New from Cambridge University Press!

ad

Medical Writing in Early Modern English

Edited by Irma Taavitsainen and Paivi Pahta

This volume provides a new perspective on the evolution of the special language of medicine, based on the electronic corpus of Early Modern English Medical Texts, containing over two million words of medical writing from 1500 to 1700.


Academic Paper


Title: Sensing the Rhythms of Everyday Life: Temporal Integration and Tactile Translation in the Seattle Deaf-Blind Community
Author: Terra Edwards
Institution: University of California
Linguistic Field: Sociolinguistics
Subject Language: American Sign Language
Abstract: This article is concerned with how social actors establish relations between language, the body, and the physical and social environment. The empirical focus is a series of interactions between Deaf-Blind people and tactile signed language interpreters in Seattle, Washington. Many members of the Seattle Deaf-Blind community were born deaf and, due to a genetic condition, lose their vision slowly over the course of many years. Drawing on recent work in language and practice theory, I argue that these relations are established by Deaf-Blind people through processes of whereby continuity between linguistic, embodied, and social elements of a fading visual order are made continuous with corresponding elements in an emerging tactile order. In doing so, I contribute to current attempts in linguistic anthropology to model the means by which embodied, linguistic, and social phenomena crystallize in relational patterns to yield worlds that take on the appearance of concreteness and naturalness. (Classifiers, Deaf-Blind, integration, interpretation, language and embodiment, practice, rhythm, Tactile American Sign Language, tactility)

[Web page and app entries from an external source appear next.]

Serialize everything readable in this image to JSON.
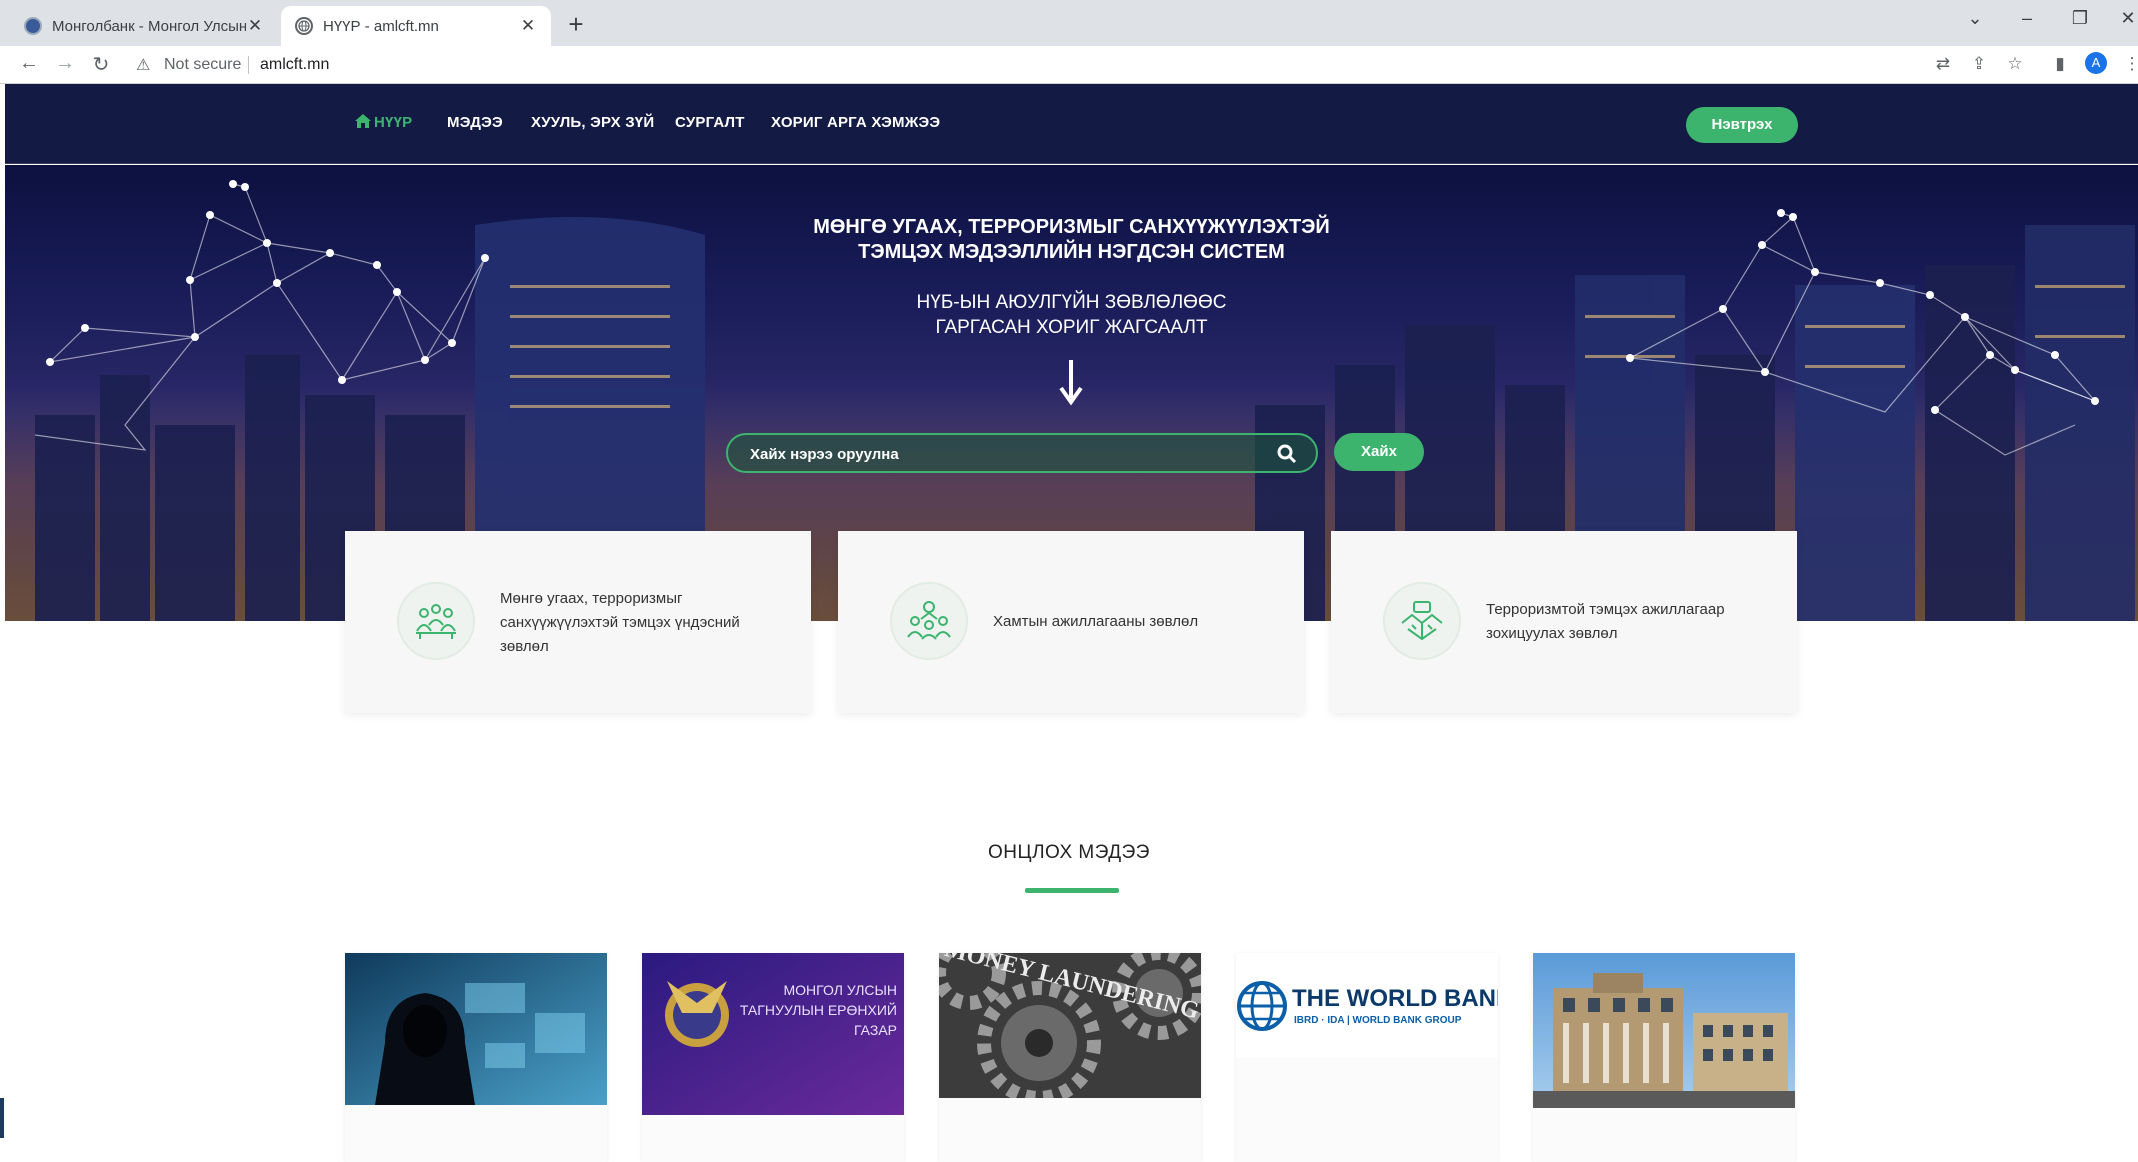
{
  "browser": {
    "tabs": [
      {
        "title": "Монголбанк - Монгол Улсын Төв"
      },
      {
        "title": "НҮҮР - amlcft.mn"
      }
    ],
    "new_tab": "+",
    "close_glyph": "✕",
    "not_secure": "Not secure",
    "url": "amlcft.mn",
    "profile_initial": "A"
  },
  "nav": {
    "items": [
      {
        "label": "НҮҮР"
      },
      {
        "label": "МЭДЭЭ"
      },
      {
        "label": "ХУУЛЬ, ЭРХ ЗҮЙ"
      },
      {
        "label": "СУРГАЛТ"
      },
      {
        "label": "ХОРИГ АРГА ХЭМЖЭЭ"
      }
    ],
    "login": "Нэвтрэх"
  },
  "hero": {
    "title_line1": "МӨНГӨ УГААХ, ТЕРРОРИЗМЫГ САНХҮҮЖҮҮЛЭХТЭЙ",
    "title_line2": "ТЭМЦЭХ МЭДЭЭЛЛИЙН НЭГДСЭН СИСТЕМ",
    "sub_line1": "НҮБ-ЫН АЮУЛГҮЙН ЗӨВЛӨЛӨӨС",
    "sub_line2": "ГАРГАСАН ХОРИГ ЖАГСААЛТ",
    "search_placeholder": "Хайх нэрээ оруулна",
    "search_button": "Хайх"
  },
  "cards": [
    {
      "line1": "Мөнгө угаах, терроризмыг",
      "line2": "санхүүжүүлэхтэй тэмцэх үндэсний",
      "line3": "зөвлөл"
    },
    {
      "line1": "Хамтын ажиллагааны зөвлөл"
    },
    {
      "line1": "Терроризмтой тэмцэх ажиллагаар",
      "line2": "зохицуулах зөвлөл"
    }
  ],
  "news_section": {
    "title": "ОНЦЛОХ МЭДЭЭ",
    "images": [
      {
        "kind": "hacker"
      },
      {
        "kind": "agency",
        "line1": "МОНГОЛ УЛСЫН",
        "line2": "ТАГНУУЛЫН ЕРӨНХИЙ",
        "line3": "ГАЗАР"
      },
      {
        "kind": "gears",
        "text": "MONEY LAUNDERING"
      },
      {
        "kind": "worldbank",
        "title": "THE WORLD BANK",
        "sub": "IBRD · IDA | WORLD BANK GROUP"
      },
      {
        "kind": "building"
      }
    ]
  },
  "colors": {
    "accent": "#3cb46e",
    "nav_bg": "#131a44"
  }
}
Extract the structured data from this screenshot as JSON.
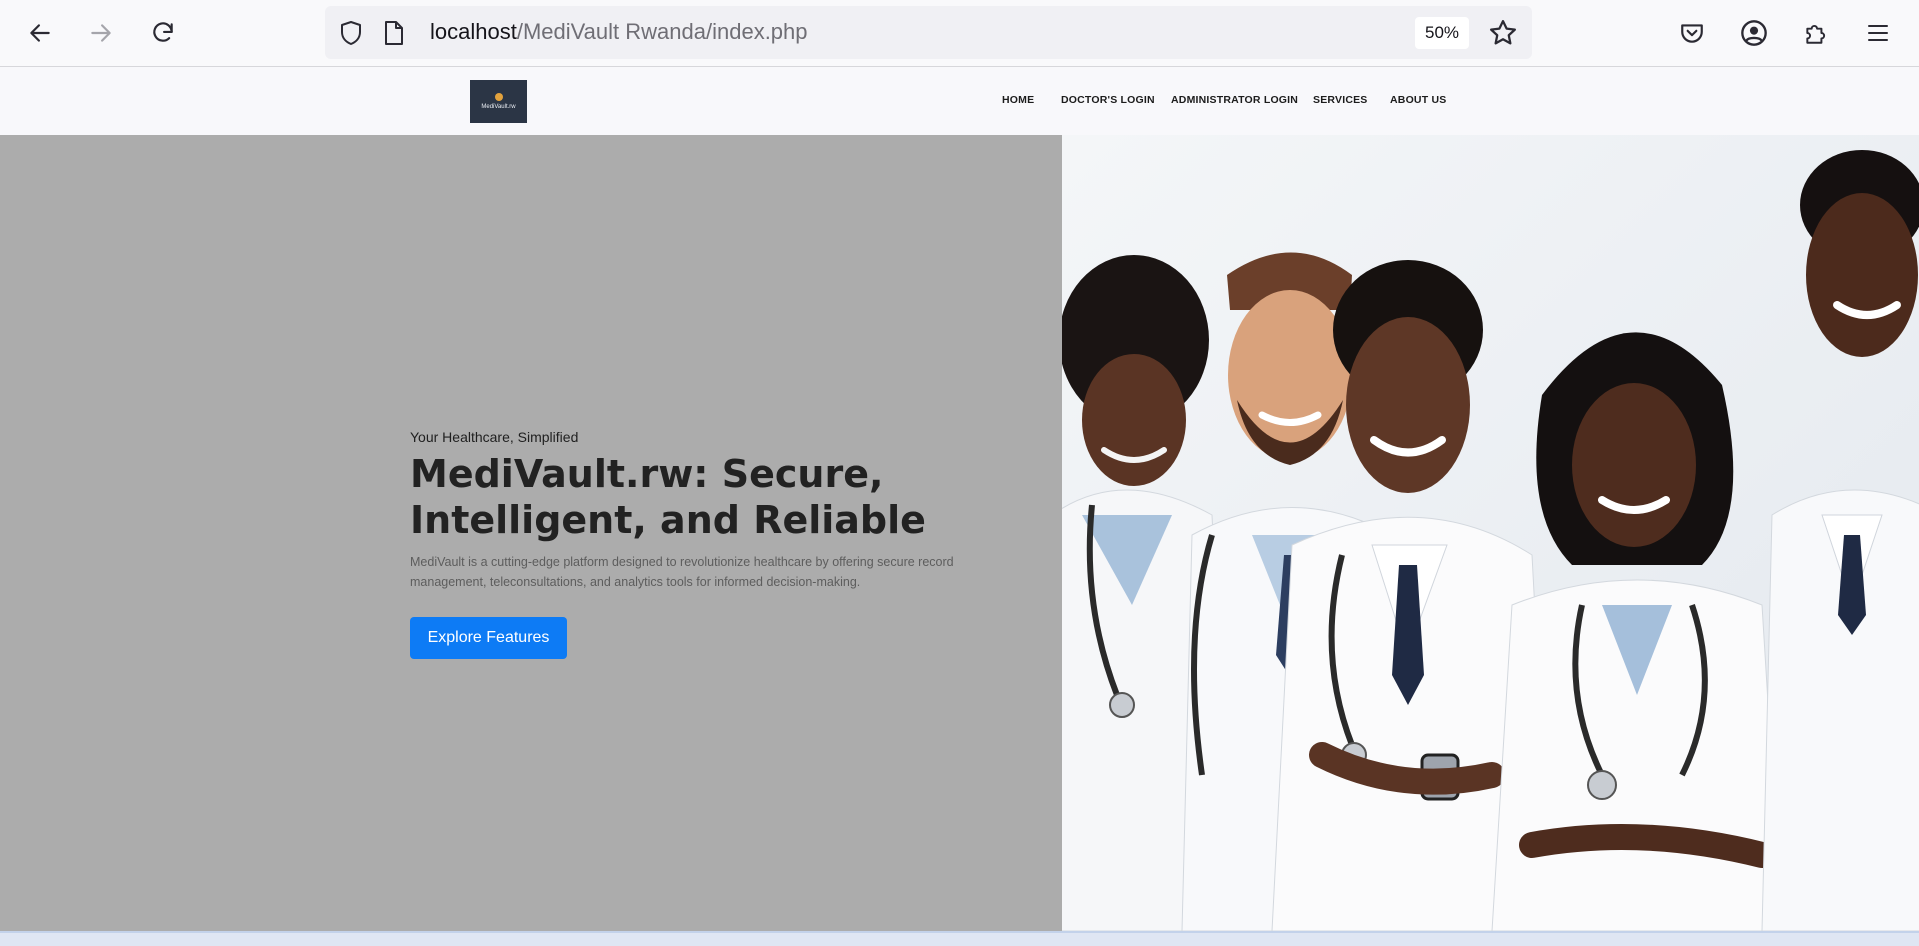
{
  "browser": {
    "url_host": "localhost",
    "url_path": "/MediVault Rwanda/index.php",
    "zoom": "50%"
  },
  "site": {
    "logo_text": "MediVault.rw",
    "nav": [
      {
        "label": "HOME"
      },
      {
        "label": "DOCTOR'S LOGIN"
      },
      {
        "label": "ADMINISTRATOR LOGIN"
      },
      {
        "label": "SERVICES"
      },
      {
        "label": "ABOUT US"
      }
    ]
  },
  "hero": {
    "eyebrow": "Your Healthcare, Simplified",
    "title": "MediVault.rw: Secure, Intelligent, and Reliable",
    "description": "MediVault is a cutting-edge platform designed to revolutionize healthcare by offering secure record management, teleconsultations, and analytics tools for informed decision-making.",
    "cta_label": "Explore Features"
  },
  "colors": {
    "hero_left_bg": "#acacac",
    "cta_bg": "#0d7bf5",
    "header_bg": "#f8f8fb"
  }
}
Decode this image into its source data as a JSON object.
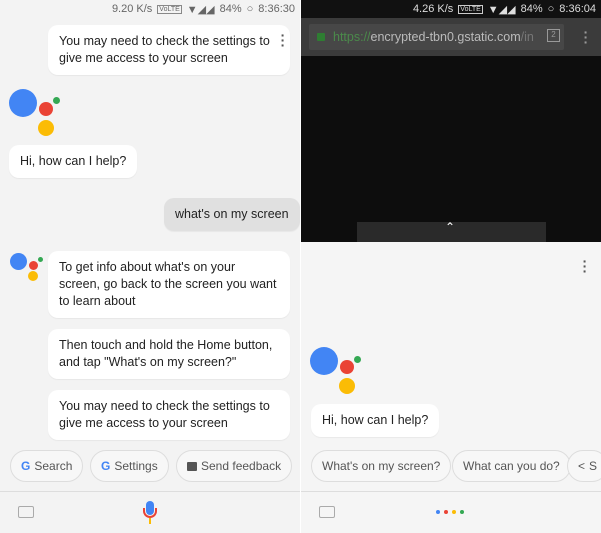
{
  "left": {
    "status": {
      "speed": "9.20 K/s",
      "volte": "VoLTE",
      "battery": "84%",
      "time": "8:36:30"
    },
    "messages": [
      {
        "from": "assistant",
        "text": "You may need to check the settings to give me access to your screen"
      },
      {
        "from": "assistant",
        "text": "Hi, how can I help?"
      },
      {
        "from": "user",
        "text": "what's on my screen"
      },
      {
        "from": "assistant",
        "text": "To get info about what's on your screen, go back to the screen you want to learn about"
      },
      {
        "from": "assistant",
        "text": "Then touch and hold the Home button, and tap \"What's on my screen?\""
      },
      {
        "from": "assistant",
        "text": "You may need to check the settings to give me access to your screen"
      }
    ],
    "chips": [
      {
        "icon": "google-g-icon",
        "label": "Search"
      },
      {
        "icon": "google-g-icon",
        "label": "Settings"
      },
      {
        "icon": "feedback-icon",
        "label": "Send feedback"
      }
    ]
  },
  "right": {
    "status": {
      "speed": "4.26 K/s",
      "volte": "VoLTE",
      "battery": "84%",
      "time": "8:36:04"
    },
    "url": {
      "scheme": "https://",
      "host": "encrypted-tbn0.gstatic.com",
      "path": "/in"
    },
    "tab_count": "2",
    "greeting": "Hi, how can I help?",
    "chips": [
      {
        "label": "What's on my screen?"
      },
      {
        "label": "What can you do?"
      },
      {
        "icon": "share-icon",
        "label": "S"
      }
    ]
  },
  "colors": {
    "blue": "#4285f4",
    "red": "#ea4335",
    "yellow": "#fbbc05",
    "green": "#34a853"
  }
}
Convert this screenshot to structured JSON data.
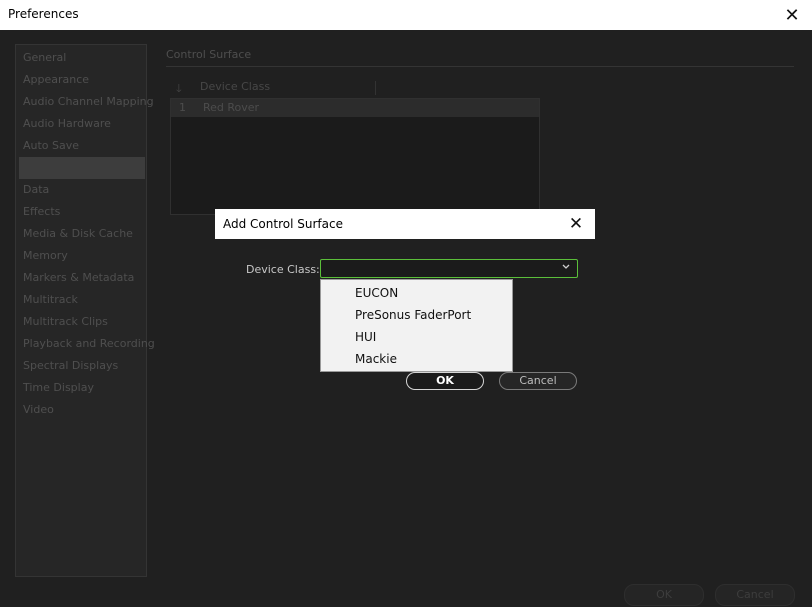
{
  "window": {
    "title": "Preferences"
  },
  "sidebar": {
    "items": [
      {
        "label": "General"
      },
      {
        "label": "Appearance"
      },
      {
        "label": "Audio Channel Mapping"
      },
      {
        "label": "Audio Hardware"
      },
      {
        "label": "Auto Save"
      },
      {
        "label": ""
      },
      {
        "label": "Data"
      },
      {
        "label": "Effects"
      },
      {
        "label": "Media & Disk Cache"
      },
      {
        "label": "Memory"
      },
      {
        "label": "Markers & Metadata"
      },
      {
        "label": "Multitrack"
      },
      {
        "label": "Multitrack Clips"
      },
      {
        "label": "Playback and Recording"
      },
      {
        "label": "Spectral Displays"
      },
      {
        "label": "Time Display"
      },
      {
        "label": "Video"
      }
    ]
  },
  "panel": {
    "title": "Control Surface",
    "table": {
      "sort_icon": "down-arrow-icon",
      "column": "Device Class",
      "rows": [
        {
          "num": "1",
          "name": "Red Rover"
        }
      ]
    }
  },
  "footer": {
    "ok": "OK",
    "cancel": "Cancel"
  },
  "dialog": {
    "title": "Add Control Surface",
    "device_label": "Device Class:",
    "device_value": "",
    "options": [
      "EUCON",
      "PreSonus FaderPort",
      "HUI",
      "Mackie"
    ],
    "ok": "OK",
    "cancel": "Cancel",
    "accent_color": "#5bbf3a"
  }
}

CUP at LINGUIST

This article appears in Language in Society Vol. 41, Issue 1, which you can read on Cambridge's site .



Back
Add a new paper
Return to Academic Papers main page
Return to Directory of Linguists main page